#### The problem
Filter out all lines without the word "content" from the data below, please, and copy the rest.

Items from an interface collection:

● ● ●

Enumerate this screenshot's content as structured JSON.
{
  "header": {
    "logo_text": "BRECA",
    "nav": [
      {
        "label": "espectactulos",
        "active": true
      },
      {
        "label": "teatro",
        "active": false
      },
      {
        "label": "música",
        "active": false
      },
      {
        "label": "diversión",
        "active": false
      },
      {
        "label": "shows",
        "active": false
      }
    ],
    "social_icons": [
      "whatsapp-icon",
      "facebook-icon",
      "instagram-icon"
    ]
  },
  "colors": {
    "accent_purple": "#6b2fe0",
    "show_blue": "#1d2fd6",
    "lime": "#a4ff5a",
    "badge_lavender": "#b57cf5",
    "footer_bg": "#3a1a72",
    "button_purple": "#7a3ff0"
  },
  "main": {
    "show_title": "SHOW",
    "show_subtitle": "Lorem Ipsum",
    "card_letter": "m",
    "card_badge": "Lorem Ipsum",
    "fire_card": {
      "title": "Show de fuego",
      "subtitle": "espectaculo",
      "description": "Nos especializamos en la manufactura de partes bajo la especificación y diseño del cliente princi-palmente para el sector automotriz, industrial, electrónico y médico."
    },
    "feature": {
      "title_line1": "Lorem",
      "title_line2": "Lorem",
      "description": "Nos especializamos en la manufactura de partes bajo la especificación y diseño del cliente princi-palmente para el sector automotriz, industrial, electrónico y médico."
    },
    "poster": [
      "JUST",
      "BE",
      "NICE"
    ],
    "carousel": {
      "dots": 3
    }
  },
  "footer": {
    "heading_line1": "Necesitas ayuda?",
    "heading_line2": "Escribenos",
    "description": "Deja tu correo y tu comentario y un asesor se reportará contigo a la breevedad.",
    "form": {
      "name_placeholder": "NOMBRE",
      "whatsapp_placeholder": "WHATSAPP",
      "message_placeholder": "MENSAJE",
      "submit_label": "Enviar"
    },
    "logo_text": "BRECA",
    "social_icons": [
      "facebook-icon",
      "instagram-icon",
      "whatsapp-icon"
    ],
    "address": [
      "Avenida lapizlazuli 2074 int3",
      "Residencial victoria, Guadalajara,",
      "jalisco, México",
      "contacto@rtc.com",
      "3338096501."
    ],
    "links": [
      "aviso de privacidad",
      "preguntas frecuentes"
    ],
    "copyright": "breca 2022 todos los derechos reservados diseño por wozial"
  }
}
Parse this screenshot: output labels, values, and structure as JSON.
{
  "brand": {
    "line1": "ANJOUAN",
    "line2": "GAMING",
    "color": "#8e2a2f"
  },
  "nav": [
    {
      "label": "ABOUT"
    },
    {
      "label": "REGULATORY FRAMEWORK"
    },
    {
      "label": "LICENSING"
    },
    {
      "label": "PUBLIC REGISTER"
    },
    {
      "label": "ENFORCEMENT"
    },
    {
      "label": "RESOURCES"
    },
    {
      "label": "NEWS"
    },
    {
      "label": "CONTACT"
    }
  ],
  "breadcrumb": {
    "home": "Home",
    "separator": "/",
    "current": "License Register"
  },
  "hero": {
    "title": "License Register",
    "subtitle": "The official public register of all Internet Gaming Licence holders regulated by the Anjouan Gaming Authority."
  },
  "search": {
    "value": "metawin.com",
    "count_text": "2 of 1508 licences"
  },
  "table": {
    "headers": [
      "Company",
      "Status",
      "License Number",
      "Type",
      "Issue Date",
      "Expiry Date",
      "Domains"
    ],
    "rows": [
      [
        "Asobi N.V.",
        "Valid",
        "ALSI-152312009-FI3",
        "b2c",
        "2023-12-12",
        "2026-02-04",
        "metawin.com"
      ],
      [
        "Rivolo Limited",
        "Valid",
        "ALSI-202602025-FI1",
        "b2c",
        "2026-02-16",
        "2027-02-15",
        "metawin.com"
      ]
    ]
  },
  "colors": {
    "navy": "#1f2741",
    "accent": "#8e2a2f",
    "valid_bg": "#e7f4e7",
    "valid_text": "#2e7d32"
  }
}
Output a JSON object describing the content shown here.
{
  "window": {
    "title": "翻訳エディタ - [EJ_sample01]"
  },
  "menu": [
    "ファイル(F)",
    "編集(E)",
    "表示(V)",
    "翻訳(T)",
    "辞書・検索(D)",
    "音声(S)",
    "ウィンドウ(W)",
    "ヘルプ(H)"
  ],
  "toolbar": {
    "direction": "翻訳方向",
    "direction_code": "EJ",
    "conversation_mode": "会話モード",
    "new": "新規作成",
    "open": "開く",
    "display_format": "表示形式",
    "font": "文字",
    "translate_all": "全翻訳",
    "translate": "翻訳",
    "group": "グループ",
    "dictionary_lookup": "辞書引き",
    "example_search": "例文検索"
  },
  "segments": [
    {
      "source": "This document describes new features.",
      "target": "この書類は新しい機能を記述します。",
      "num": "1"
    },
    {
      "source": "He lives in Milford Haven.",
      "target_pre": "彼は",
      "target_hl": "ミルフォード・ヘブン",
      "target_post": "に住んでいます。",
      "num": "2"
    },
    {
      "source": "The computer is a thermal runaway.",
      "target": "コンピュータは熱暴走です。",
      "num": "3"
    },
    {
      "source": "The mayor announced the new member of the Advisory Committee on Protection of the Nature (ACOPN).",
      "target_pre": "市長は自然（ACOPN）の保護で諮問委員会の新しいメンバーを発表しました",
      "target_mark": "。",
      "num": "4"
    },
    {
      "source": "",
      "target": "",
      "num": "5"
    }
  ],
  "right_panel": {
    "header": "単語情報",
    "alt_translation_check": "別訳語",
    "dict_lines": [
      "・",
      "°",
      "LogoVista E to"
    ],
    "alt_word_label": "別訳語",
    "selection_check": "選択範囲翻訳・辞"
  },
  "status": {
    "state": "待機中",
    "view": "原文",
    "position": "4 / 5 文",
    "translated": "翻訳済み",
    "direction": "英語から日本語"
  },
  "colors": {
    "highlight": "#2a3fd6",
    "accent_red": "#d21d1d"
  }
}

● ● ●

#### Written response
Enumerate this screenshot's content as structured JSON.
Output a JSON object describing the content shown here.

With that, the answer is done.